- Include criminal sexual acts, sexual abuse, and forcible touching.
V. Theft and Property Crimes
- Definition: The unlawful taking and carrying away of personal property of another with the intent to deprive them of it permanently.
- Types: Petit larceny and grand larceny differentiated by the value of the property in New York.
- Definition: Unlawful conversion of property by someone in lawful possession of it.
C. False Pretenses
- Acquisition of property by intentional false statements with intent to defraud.
- Definition: The taking of property from a person by force or threat of force.
VI. Inchoate Crimes
- Definition: An act done with the intent to commit a crime, and a substantial step towards its commission but falls short of completion.
- Case Law: People v. Rizzo (failing to reach the victim was insufficient for an attempt in New York).
- An agreement between two or more persons to engage in unlawful conduct.

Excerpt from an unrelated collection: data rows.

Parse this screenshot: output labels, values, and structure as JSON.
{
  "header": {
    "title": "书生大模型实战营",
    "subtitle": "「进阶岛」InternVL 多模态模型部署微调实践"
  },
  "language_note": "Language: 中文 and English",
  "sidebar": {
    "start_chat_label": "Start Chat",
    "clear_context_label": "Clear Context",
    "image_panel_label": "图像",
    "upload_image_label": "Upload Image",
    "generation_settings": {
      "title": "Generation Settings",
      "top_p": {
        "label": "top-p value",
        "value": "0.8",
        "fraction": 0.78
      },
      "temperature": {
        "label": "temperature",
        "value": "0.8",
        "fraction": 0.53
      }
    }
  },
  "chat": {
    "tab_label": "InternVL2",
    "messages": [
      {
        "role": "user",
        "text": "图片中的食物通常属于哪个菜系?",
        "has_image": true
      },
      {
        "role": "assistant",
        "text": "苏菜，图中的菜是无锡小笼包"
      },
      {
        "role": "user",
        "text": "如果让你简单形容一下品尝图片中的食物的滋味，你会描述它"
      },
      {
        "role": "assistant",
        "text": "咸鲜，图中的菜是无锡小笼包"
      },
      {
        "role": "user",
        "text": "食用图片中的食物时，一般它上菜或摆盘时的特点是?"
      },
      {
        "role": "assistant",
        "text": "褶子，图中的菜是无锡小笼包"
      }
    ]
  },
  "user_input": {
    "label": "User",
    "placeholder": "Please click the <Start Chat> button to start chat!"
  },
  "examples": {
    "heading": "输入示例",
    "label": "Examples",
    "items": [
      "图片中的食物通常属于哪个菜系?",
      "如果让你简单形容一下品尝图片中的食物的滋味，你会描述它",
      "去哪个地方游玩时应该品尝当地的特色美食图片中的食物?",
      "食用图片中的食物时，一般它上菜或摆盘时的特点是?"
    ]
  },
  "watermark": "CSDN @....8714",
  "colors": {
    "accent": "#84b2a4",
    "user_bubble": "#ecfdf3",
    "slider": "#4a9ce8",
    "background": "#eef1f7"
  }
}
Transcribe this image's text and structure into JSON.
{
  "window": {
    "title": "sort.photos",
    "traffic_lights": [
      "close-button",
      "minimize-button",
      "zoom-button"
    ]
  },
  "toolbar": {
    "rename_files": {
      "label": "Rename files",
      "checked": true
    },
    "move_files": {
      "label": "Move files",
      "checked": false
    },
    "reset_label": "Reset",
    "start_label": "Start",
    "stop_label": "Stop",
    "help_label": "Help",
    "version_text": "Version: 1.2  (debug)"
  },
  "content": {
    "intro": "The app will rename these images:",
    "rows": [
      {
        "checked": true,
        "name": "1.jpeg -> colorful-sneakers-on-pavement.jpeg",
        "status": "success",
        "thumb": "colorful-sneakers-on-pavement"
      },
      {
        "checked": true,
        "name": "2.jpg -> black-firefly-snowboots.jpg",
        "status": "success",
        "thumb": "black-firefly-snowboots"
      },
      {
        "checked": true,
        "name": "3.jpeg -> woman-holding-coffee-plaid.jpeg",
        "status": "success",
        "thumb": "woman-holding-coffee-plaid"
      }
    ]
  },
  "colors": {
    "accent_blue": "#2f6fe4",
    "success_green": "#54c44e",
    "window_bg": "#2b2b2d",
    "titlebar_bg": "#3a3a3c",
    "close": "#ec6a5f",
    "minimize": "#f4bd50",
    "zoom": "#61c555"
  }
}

- Overt Act: New York requires an overt act in furtherance of the conspiracy.
- Asking, encouraging, or requesting someone to commit a crime.
VII. Defenses to Criminal Liability
A. Justification Defenses
- Self-Defense: Protecting oneself from harm with reasonable force.
- Defense of Others: Protecting others from harm with reasonable force.
- Defense of Property: Protecting property from harm with reasonable force.
B. Excuse Defenses
- Duress: Committing a crime to prevent serious harm to oneself or another.
- Insanity: New York recognizes the M’Naghten Rule, which focuses on the defendant’s ability to know right from wrong.
- Intoxication: Voluntary intoxication is not a defense to a crime in New York unless it negates an essential element of the crime.
- Children under a certain age (usually 16 in New York) may not be held criminally responsible for their actions.
A. The Criminal Process
- Steps from arrest through trial, including arraignment, bail, plea bargaining, and trial.
B. Rights of the Accused
- Rights guaranteed under the U.S. Constitution and New York laws, such as the right to counsel, to a speedy and public trial, to confront witnesses, and against self-incrimination.
IX. Case Law Reviews (IRAC Format)
People v. Gallagher
- Issue: Whether the defendant’s actions constitute premeditated murder.
- Rule: Premeditation and intent must be shown for first-degree murder.
- Analysis: The court analyzed the defendant’s actions leading up to the killing, the planning involved, and the nature of the act itself.
- Conclusion: The defendant was found guilty of first-degree murder based on the evidence of premeditation and intent.
People v. Williams
- Issue: What constitutes intent in an assault case in New York.
- Rule: Intent to cause physical injury needs to be established.
- Analysis: The court considered the defendant’s actions and statements to determine if there was an intention to cause injury.
- Conclusion: The defendant was found to have the required intent for an assault charge.
People v. Rizzo
- Issue: Whether the defendants’ actions constituted an attempt to commit robbery.
- Rule: An attempt requires a substantial step towards the commission of the crime.
- Analysis: The court examined whether the defendants’ actions came close enough to the completion of the crime to be considered a substantial step.
- Conclusion: The defendants were not guilty of an attempt as they did not reach the victim or complete a substantial step towards the commission of the robbery.
This study guide provides an overview of key concepts, legal principles, and case law relevant to a 1L criminal law class, with a focus on New York law. Students should supplement this guide with class notes, readings, and statutory materials to fully prepare for their final semester exam in criminal law.